- **Work request**
Output every record again so that it matches the original word for word.

= Beginning of Section =

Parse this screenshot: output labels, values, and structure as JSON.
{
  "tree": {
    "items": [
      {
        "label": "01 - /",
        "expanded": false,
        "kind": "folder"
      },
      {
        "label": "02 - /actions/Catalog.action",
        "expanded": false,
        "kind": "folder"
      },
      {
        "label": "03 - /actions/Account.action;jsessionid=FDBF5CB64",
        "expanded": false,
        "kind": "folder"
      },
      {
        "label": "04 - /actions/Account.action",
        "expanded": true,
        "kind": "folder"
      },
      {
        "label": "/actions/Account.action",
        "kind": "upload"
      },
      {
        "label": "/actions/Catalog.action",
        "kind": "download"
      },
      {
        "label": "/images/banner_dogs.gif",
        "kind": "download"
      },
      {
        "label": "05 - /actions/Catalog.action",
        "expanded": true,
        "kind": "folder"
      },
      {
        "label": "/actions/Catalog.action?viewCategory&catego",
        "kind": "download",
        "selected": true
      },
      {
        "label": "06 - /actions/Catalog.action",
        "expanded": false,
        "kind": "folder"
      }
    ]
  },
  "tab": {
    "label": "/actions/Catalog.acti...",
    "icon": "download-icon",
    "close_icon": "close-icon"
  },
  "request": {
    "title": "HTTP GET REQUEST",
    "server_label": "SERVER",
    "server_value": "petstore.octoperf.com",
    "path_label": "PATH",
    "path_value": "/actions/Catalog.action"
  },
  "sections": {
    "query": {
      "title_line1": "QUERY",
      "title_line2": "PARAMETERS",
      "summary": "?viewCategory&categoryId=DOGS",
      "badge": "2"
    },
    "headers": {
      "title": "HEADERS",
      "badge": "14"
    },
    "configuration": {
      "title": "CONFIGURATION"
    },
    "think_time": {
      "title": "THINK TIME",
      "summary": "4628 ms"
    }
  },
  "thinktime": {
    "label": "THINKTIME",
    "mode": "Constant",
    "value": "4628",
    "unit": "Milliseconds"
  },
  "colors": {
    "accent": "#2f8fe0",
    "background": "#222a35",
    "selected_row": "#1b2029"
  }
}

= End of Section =

- **Solution to this problem**
Parse this screenshot: output labels, values, and structure as JSON.
{
  "tree": {
    "items": [
      {
        "label": "01 - /",
        "expanded": false,
        "kind": "folder"
      },
      {
        "label": "02 - /actions/Catalog.action",
        "expanded": false,
        "kind": "folder"
      },
      {
        "label": "03 - /actions/Account.action;jsessionid=FDBF5CB64",
        "expanded": false,
        "kind": "folder"
      },
      {
        "label": "04 - /actions/Account.action",
        "expanded": true,
        "kind": "folder"
      },
      {
        "label": "/actions/Account.action",
        "kind": "upload"
      },
      {
        "label": "/actions/Catalog.action",
        "kind": "download"
      },
      {
        "label": "/images/banner_dogs.gif",
        "kind": "download"
      },
      {
        "label": "05 - /actions/Catalog.action",
        "expanded": true,
        "kind": "folder"
      },
      {
        "label": "/actions/Catalog.action?viewCategory&catego",
        "kind": "download",
        "selected": true
      },
      {
        "label": "06 - /actions/Catalog.action",
        "expanded": false,
        "kind": "folder"
      }
    ]
  },
  "tab": {
    "label": "/actions/Catalog.acti...",
    "icon": "download-icon",
    "close_icon": "close-icon"
  },
  "request": {
    "title": "HTTP GET REQUEST",
    "server_label": "SERVER",
    "server_value": "petstore.octoperf.com",
    "path_label": "PATH",
    "path_value": "/actions/Catalog.action"
  },
  "sections": {
    "query": {
      "title_line1": "QUERY",
      "title_line2": "PARAMETERS",
      "summary": "?viewCategory&categoryId=DOGS",
      "badge": "2"
    },
    "headers": {
      "title": "HEADERS",
      "badge": "14"
    },
    "configuration": {
      "title": "CONFIGURATION"
    },
    "think_time": {
      "title": "THINK TIME",
      "summary": "4628 ms"
    }
  },
  "thinktime": {
    "label": "THINKTIME",
    "mode": "Constant",
    "value": "4628",
    "unit": "Milliseconds"
  },
  "colors": {
    "accent": "#2f8fe0",
    "background": "#222a35",
    "selected_row": "#1b2029"
  }
}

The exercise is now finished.